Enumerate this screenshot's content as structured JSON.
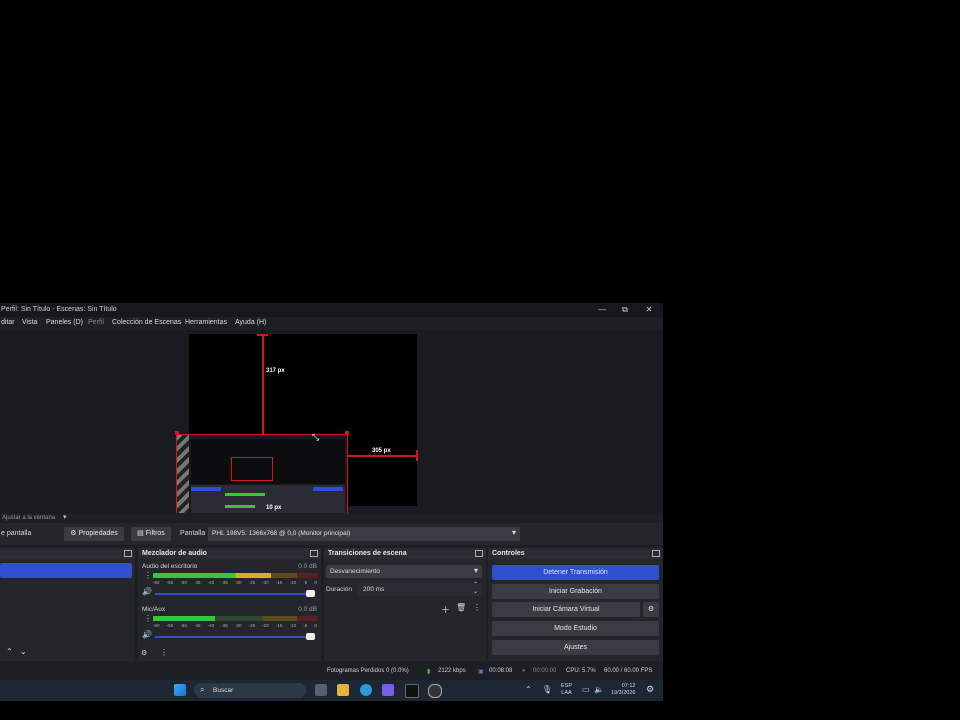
{
  "window": {
    "title": "Perfil: Sin Título - Escenas: Sin Título",
    "minimize": "—",
    "maximize": "⧉",
    "close": "✕"
  },
  "menu": [
    "ditar",
    "Vista",
    "Paneles (D)",
    "Perfil",
    "Colección de Escenas",
    "Herramientas",
    "Ayuda (H)"
  ],
  "preview": {
    "top_distance": "317 px",
    "right_distance": "305 px",
    "bottom_distance": "10 px",
    "fit_window": "Ajustar a la ventana"
  },
  "source_bar": {
    "source_name": "e pantalla",
    "properties": "Propiedades",
    "filters": "Filtros",
    "screen_label": "Pantalla",
    "screen_value": "PHL 198V5: 1366x768 @ 0,0 (Monitor principal)"
  },
  "mixer": {
    "title": "Mezclador de audio",
    "channels": [
      {
        "name": "Audio del escritorio",
        "db": "0.0 dB",
        "level": 0.72
      },
      {
        "name": "Mic/Aux",
        "db": "0.0 dB",
        "level": 0.38
      }
    ],
    "scale": [
      "-60",
      "-55",
      "-50",
      "-45",
      "-40",
      "-35",
      "-30",
      "-25",
      "-20",
      "-15",
      "-10",
      "-5",
      "0"
    ]
  },
  "transitions": {
    "title": "Transiciones de escena",
    "selected": "Desvanecimiento",
    "duration_label": "Duración",
    "duration_value": "200 ms"
  },
  "controls": {
    "title": "Controles",
    "stop_stream": "Detener Transmisión",
    "start_recording": "Iniciar Grabación",
    "start_virtual_cam": "Iniciar Cámara Virtual",
    "studio_mode": "Modo Estudio",
    "settings": "Ajustes",
    "accent": "#2f4fd3"
  },
  "status": {
    "dropped_frames": "Fotogramas Perdidos 0 (0.0%)",
    "bitrate": "2122 kbps",
    "stream_time": "00:08:08",
    "rec_time": "00:00:00",
    "cpu": "CPU: 5.7%",
    "fps": "60.00 / 60.00 FPS"
  },
  "taskbar": {
    "search_placeholder": "Buscar",
    "lang_top": "ESP",
    "lang_bottom": "LAA",
    "time": "07:12",
    "date": "19/3/2026"
  }
}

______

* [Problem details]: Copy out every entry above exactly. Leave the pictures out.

* [Written reply]:
Enumerate this screenshot's content as structured JSON.
{
  "window": {
    "title": "Perfil: Sin Título - Escenas: Sin Título",
    "minimize": "—",
    "maximize": "⧉",
    "close": "✕"
  },
  "menu": [
    "ditar",
    "Vista",
    "Paneles (D)",
    "Perfil",
    "Colección de Escenas",
    "Herramientas",
    "Ayuda (H)"
  ],
  "preview": {
    "top_distance": "317 px",
    "right_distance": "305 px",
    "bottom_distance": "10 px",
    "fit_window": "Ajustar a la ventana"
  },
  "source_bar": {
    "source_name": "e pantalla",
    "properties": "Propiedades",
    "filters": "Filtros",
    "screen_label": "Pantalla",
    "screen_value": "PHL 198V5: 1366x768 @ 0,0 (Monitor principal)"
  },
  "mixer": {
    "title": "Mezclador de audio",
    "channels": [
      {
        "name": "Audio del escritorio",
        "db": "0.0 dB",
        "level": 0.72
      },
      {
        "name": "Mic/Aux",
        "db": "0.0 dB",
        "level": 0.38
      }
    ],
    "scale": [
      "-60",
      "-55",
      "-50",
      "-45",
      "-40",
      "-35",
      "-30",
      "-25",
      "-20",
      "-15",
      "-10",
      "-5",
      "0"
    ]
  },
  "transitions": {
    "title": "Transiciones de escena",
    "selected": "Desvanecimiento",
    "duration_label": "Duración",
    "duration_value": "200 ms"
  },
  "controls": {
    "title": "Controles",
    "stop_stream": "Detener Transmisión",
    "start_recording": "Iniciar Grabación",
    "start_virtual_cam": "Iniciar Cámara Virtual",
    "studio_mode": "Modo Estudio",
    "settings": "Ajustes",
    "accent": "#2f4fd3"
  },
  "status": {
    "dropped_frames": "Fotogramas Perdidos 0 (0.0%)",
    "bitrate": "2122 kbps",
    "stream_time": "00:08:08",
    "rec_time": "00:00:00",
    "cpu": "CPU: 5.7%",
    "fps": "60.00 / 60.00 FPS"
  },
  "taskbar": {
    "search_placeholder": "Buscar",
    "lang_top": "ESP",
    "lang_bottom": "LAA",
    "time": "07:12",
    "date": "19/3/2026"
  }
}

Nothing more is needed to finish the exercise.